The entries that follow need to be printed exactly as they are, minus any pictures.

Web page and app entries:
[Start of Attachment]
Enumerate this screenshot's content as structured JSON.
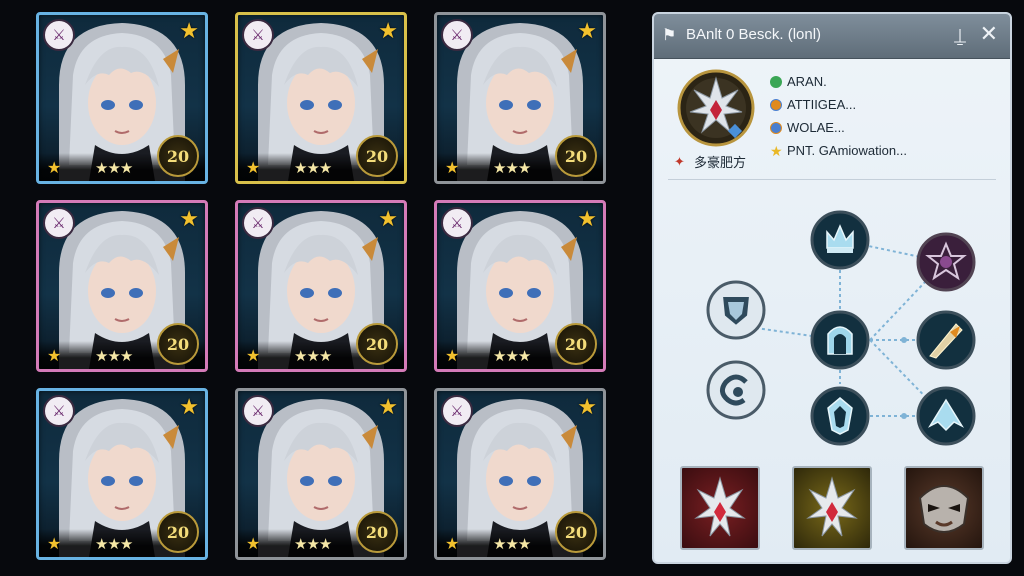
{
  "panel": {
    "title": "BAnlt 0 Besck. (lonl)",
    "icons": {
      "header": "flag-icon",
      "pin": "pin-icon",
      "close": "close-icon"
    },
    "stats": [
      {
        "label": "ARAN.",
        "icon": "green-gem-icon",
        "color": "#3aa655"
      },
      {
        "label": "ATTIIGEA...",
        "icon": "orange-orb-icon",
        "color": "#e08a1e"
      },
      {
        "label": "WOLAE...",
        "icon": "blue-orb-icon",
        "color": "#4a7fd0"
      },
      {
        "label": "PNT. GAmiowation...",
        "icon": "star-icon",
        "color": "#e9b827"
      }
    ],
    "faction": "多豪肥方",
    "skills": [
      {
        "name": "skill-node-crown",
        "theme": "blue"
      },
      {
        "name": "skill-node-dark-sigil",
        "theme": "purple"
      },
      {
        "name": "skill-node-shield",
        "theme": "blue"
      },
      {
        "name": "skill-node-gate",
        "theme": "blue"
      },
      {
        "name": "skill-node-blade",
        "theme": "orange"
      },
      {
        "name": "skill-node-crest",
        "theme": "blue"
      },
      {
        "name": "skill-node-wing",
        "theme": "blue"
      },
      {
        "name": "skill-node-swirl",
        "theme": "blue"
      }
    ],
    "items": [
      {
        "name": "red-crest-item",
        "theme": "red"
      },
      {
        "name": "gold-crest-item",
        "theme": "gold"
      },
      {
        "name": "mask-item",
        "theme": "brown"
      }
    ]
  },
  "cards": [
    {
      "frame": "blue",
      "rank_icon": "⚔",
      "level": "20",
      "rating": "★★★"
    },
    {
      "frame": "gold",
      "rank_icon": "⚔",
      "level": "20",
      "rating": "★★★"
    },
    {
      "frame": "silver",
      "rank_icon": "⚔",
      "level": "20",
      "rating": "★★★"
    },
    {
      "frame": "pink",
      "rank_icon": "⚔",
      "level": "20",
      "rating": "★★★"
    },
    {
      "frame": "pink",
      "rank_icon": "⚔",
      "level": "20",
      "rating": "★★★"
    },
    {
      "frame": "pink",
      "rank_icon": "⚔",
      "level": "20",
      "rating": "★★★"
    },
    {
      "frame": "blue",
      "rank_icon": "⚔",
      "level": "20",
      "rating": "★★★"
    },
    {
      "frame": "silver",
      "rank_icon": "⚔",
      "level": "20",
      "rating": "★★★"
    },
    {
      "frame": "silver",
      "rank_icon": "⚔",
      "level": "20",
      "rating": "★★★"
    }
  ]
}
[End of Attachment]
**Reply to the exercise:**
Enumerate this screenshot's content as structured JSON.
{
  "panel": {
    "title": "BAnlt 0 Besck. (lonl)",
    "icons": {
      "header": "flag-icon",
      "pin": "pin-icon",
      "close": "close-icon"
    },
    "stats": [
      {
        "label": "ARAN.",
        "icon": "green-gem-icon",
        "color": "#3aa655"
      },
      {
        "label": "ATTIIGEA...",
        "icon": "orange-orb-icon",
        "color": "#e08a1e"
      },
      {
        "label": "WOLAE...",
        "icon": "blue-orb-icon",
        "color": "#4a7fd0"
      },
      {
        "label": "PNT. GAmiowation...",
        "icon": "star-icon",
        "color": "#e9b827"
      }
    ],
    "faction": "多豪肥方",
    "skills": [
      {
        "name": "skill-node-crown",
        "theme": "blue"
      },
      {
        "name": "skill-node-dark-sigil",
        "theme": "purple"
      },
      {
        "name": "skill-node-shield",
        "theme": "blue"
      },
      {
        "name": "skill-node-gate",
        "theme": "blue"
      },
      {
        "name": "skill-node-blade",
        "theme": "orange"
      },
      {
        "name": "skill-node-crest",
        "theme": "blue"
      },
      {
        "name": "skill-node-wing",
        "theme": "blue"
      },
      {
        "name": "skill-node-swirl",
        "theme": "blue"
      }
    ],
    "items": [
      {
        "name": "red-crest-item",
        "theme": "red"
      },
      {
        "name": "gold-crest-item",
        "theme": "gold"
      },
      {
        "name": "mask-item",
        "theme": "brown"
      }
    ]
  },
  "cards": [
    {
      "frame": "blue",
      "rank_icon": "⚔",
      "level": "20",
      "rating": "★★★"
    },
    {
      "frame": "gold",
      "rank_icon": "⚔",
      "level": "20",
      "rating": "★★★"
    },
    {
      "frame": "silver",
      "rank_icon": "⚔",
      "level": "20",
      "rating": "★★★"
    },
    {
      "frame": "pink",
      "rank_icon": "⚔",
      "level": "20",
      "rating": "★★★"
    },
    {
      "frame": "pink",
      "rank_icon": "⚔",
      "level": "20",
      "rating": "★★★"
    },
    {
      "frame": "pink",
      "rank_icon": "⚔",
      "level": "20",
      "rating": "★★★"
    },
    {
      "frame": "blue",
      "rank_icon": "⚔",
      "level": "20",
      "rating": "★★★"
    },
    {
      "frame": "silver",
      "rank_icon": "⚔",
      "level": "20",
      "rating": "★★★"
    },
    {
      "frame": "silver",
      "rank_icon": "⚔",
      "level": "20",
      "rating": "★★★"
    }
  ]
}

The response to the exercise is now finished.